My question is about the prepositions “a” and “di” that are used to link a verb to the infinitive form of another verb.
Can you please tell me if this “preposition plus infinitive” is classified as an indirect object in Italian.
For example: Is “a dormire” an indirect object in the following sentence: “Vado a dormire ?
For example: Is “ad accendersi” an indirect object in the following sentence: “In città cominciavano ad accendersi le luci della sera” ?
Thank you very much for your help.
the prepositions “a” and “di” that are used to link a verb to the infinitive form of another verb are not classified as an indirect object in Italian, but simply as prepositions depending on another verb, unless they are introducing some subordinate clauses such as final clauses, temporal clauses, infinitive clauses, result clauses.
See for example: “Mi invitarono a parlare” where “a parlare” stands for “affinché parlassi” and is a subordinate final clause, or “Crede di aver sempre ragione” and “ Dice di non esserci mai andato” where “di aver ragione” and “di non esserci andato” stand for “che ha ragione” and “che non c’è mai stato” and are subordinate infinitive clauses.
In short, “a parlare” and “di aver sempre ragione” or “di non esserci mai andato” are called in Italian “proposizioni finali implicite “ and “proposizioni oggettive implicite” respectively, as they have an infinitive instead of a subjunctive or an indicative mood.
I think however that such a grammar nuance is not so easy to understand.

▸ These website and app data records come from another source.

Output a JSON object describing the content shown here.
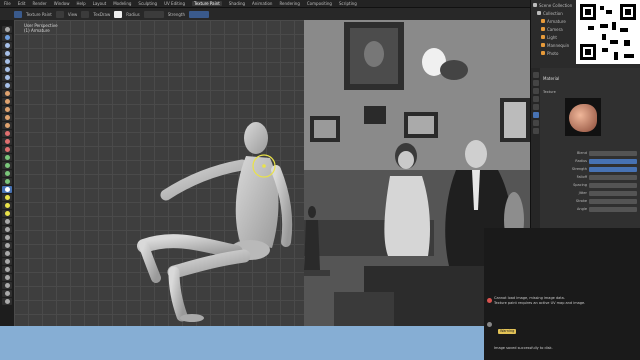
{
  "menubar": {
    "items": [
      "File",
      "Edit",
      "Render",
      "Window",
      "Help",
      "Layout",
      "Modeling",
      "Sculpting",
      "UV Editing",
      "Texture Paint",
      "Shading",
      "Animation",
      "Rendering",
      "Compositing",
      "Scripting"
    ],
    "active_index": 9
  },
  "toolbar": {
    "mode_label": "Texture Paint",
    "view_label": "View",
    "brush_label": "TexDraw",
    "radius_label": "Radius",
    "strength_label": "Strength"
  },
  "viewport": {
    "title_line1": "User Perspective",
    "title_line2": "(1) Armature"
  },
  "outliner": {
    "rows": [
      "Scene Collection",
      "Collection",
      "Armature",
      "Camera",
      "Light",
      "Mannequin",
      "Photo"
    ]
  },
  "properties": {
    "header": "Material",
    "texture_label": "Texture",
    "rows": [
      {
        "label": "Blend",
        "value": "Mix"
      },
      {
        "label": "Radius",
        "value": "50 px"
      },
      {
        "label": "Strength",
        "value": "1.000"
      },
      {
        "label": "Falloff",
        "value": "Smooth"
      },
      {
        "label": "Spacing",
        "value": "10%"
      },
      {
        "label": "Jitter",
        "value": "0.000"
      },
      {
        "label": "Stroke",
        "value": "Space"
      },
      {
        "label": "Angle",
        "value": "0°"
      }
    ]
  },
  "notification": {
    "line1": "Cannot load image, missing image data.",
    "line2": "Texture paint requires an active UV map and image.",
    "chip": "Warning",
    "line3": "Image saved successfully to disk."
  },
  "colors": {
    "accent": "#4772b3",
    "bottom_band": "#86aed4",
    "warning": "#d9534f",
    "highlight_yellow": "#e2c256"
  },
  "icons": [
    "pointer-icon",
    "brush-icon",
    "fill-icon",
    "mask-icon",
    "eye-icon",
    "camera-icon",
    "material-icon",
    "qr-code-icon"
  ]
}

As for “a dormire” in the sentence “Vado a dormire“, it is not an indirect object, as well as “ad accendersi” in the sentence “In città cominciavano ad accendersi le luci della sera” is not an indirect object, as both “dormire” and “accendersi” are simply verbs depending on another verb.